During the 2014 legislative session, the number of bills related to education continues to increase. This session there have been 170 new bills relating to education. For an updated list you can select the following link http://www.schools.utah.gov/law/Legislative-Session/TrackingSheet-03-07-2014.aspx.
I was able to attend the Utah Rural Caucus meeting, Joint Legislative Committee Meeting and a Superintendents meeting with Senators and Representatives last Thursday. I would like to thank Representative Nelson, McIff, Noel and Senator Vickers and Hillyard for taking the time to attend the meeting. It is very beneficial to visit with them to address our concerns or support on upcoming legislation. As the bills move through the legislature, there are a few bills receiving more discussion and consideration than others. One of these bills is SB 111 which would freeze the basic property tax rate at this year’s rate. Currently, property tax rates float depending on the property values. With the basic rate frozen, the State would collect additional money as property tax values increase. SB 111 would take the additional money to an equalization fund, and the State would distribute the money to Districts based on a funding formula.
The Distribution creates winners and losers between school Districts. The controversy comes in when the numbers relating to the changes are discussed, the bill calls for a cap at $100 million.

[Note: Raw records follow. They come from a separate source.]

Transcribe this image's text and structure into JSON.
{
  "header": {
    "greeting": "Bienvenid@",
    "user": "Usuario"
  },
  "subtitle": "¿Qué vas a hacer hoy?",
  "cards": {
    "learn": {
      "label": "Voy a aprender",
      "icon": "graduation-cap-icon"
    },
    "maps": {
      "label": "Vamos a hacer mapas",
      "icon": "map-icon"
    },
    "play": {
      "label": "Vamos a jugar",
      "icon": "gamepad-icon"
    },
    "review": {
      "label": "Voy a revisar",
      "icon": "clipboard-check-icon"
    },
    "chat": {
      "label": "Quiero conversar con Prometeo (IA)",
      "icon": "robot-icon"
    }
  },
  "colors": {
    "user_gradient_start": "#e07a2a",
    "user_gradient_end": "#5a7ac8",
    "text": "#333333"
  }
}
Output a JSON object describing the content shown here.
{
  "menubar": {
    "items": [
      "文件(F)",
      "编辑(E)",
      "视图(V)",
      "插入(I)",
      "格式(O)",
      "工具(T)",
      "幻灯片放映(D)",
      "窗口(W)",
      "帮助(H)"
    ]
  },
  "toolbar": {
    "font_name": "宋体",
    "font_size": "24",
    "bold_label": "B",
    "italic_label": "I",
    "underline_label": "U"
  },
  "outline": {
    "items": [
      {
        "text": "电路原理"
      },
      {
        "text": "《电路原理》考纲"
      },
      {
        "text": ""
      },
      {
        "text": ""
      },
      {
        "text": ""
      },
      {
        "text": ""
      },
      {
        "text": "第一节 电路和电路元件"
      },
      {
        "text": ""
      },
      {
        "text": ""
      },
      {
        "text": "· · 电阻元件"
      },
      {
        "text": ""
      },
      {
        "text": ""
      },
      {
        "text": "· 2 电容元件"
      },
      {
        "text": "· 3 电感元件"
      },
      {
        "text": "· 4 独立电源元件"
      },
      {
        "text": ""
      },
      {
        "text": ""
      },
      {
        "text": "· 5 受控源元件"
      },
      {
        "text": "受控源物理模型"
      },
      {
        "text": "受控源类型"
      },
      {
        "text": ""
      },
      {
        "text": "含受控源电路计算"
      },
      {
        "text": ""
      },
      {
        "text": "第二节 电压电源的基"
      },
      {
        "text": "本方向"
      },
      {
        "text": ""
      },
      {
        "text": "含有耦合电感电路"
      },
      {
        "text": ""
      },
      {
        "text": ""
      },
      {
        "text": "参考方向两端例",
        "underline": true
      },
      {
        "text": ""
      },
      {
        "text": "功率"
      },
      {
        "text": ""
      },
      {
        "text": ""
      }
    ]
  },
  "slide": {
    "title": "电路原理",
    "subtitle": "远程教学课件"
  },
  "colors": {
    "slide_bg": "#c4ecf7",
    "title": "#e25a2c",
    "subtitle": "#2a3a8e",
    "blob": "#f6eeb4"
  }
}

However, amendments to the bill were made on the Senate floor by Senator Howard Stephenson specifying how the money must be used specifically for HB 131 to fund the one to one device (each student receives a personal computer) initiative by Speaker of the House Becky Lockhart. The Senate passed SB 111 with a 16-12 vote and will be sent to the House for their consideration. SB 111 continues to be a bill with controversy, thus putting a hold on other bills with fiscal notes because the outcome of SB 111 remains to be seen. The Governor has weighed in on the issue saying he would consider vetoing HB 131 if the money requested for the one to one device initiative exceeded $30 million. Garfield School District may benefit from some of the current legislation, but could also lose revenue on other bills. The final financial numbers from the Utah State Office of Education will be released to the school districts at the end of March which will be the beginning of the FY15 School District budget planning.
–Superintendent Ben Dalton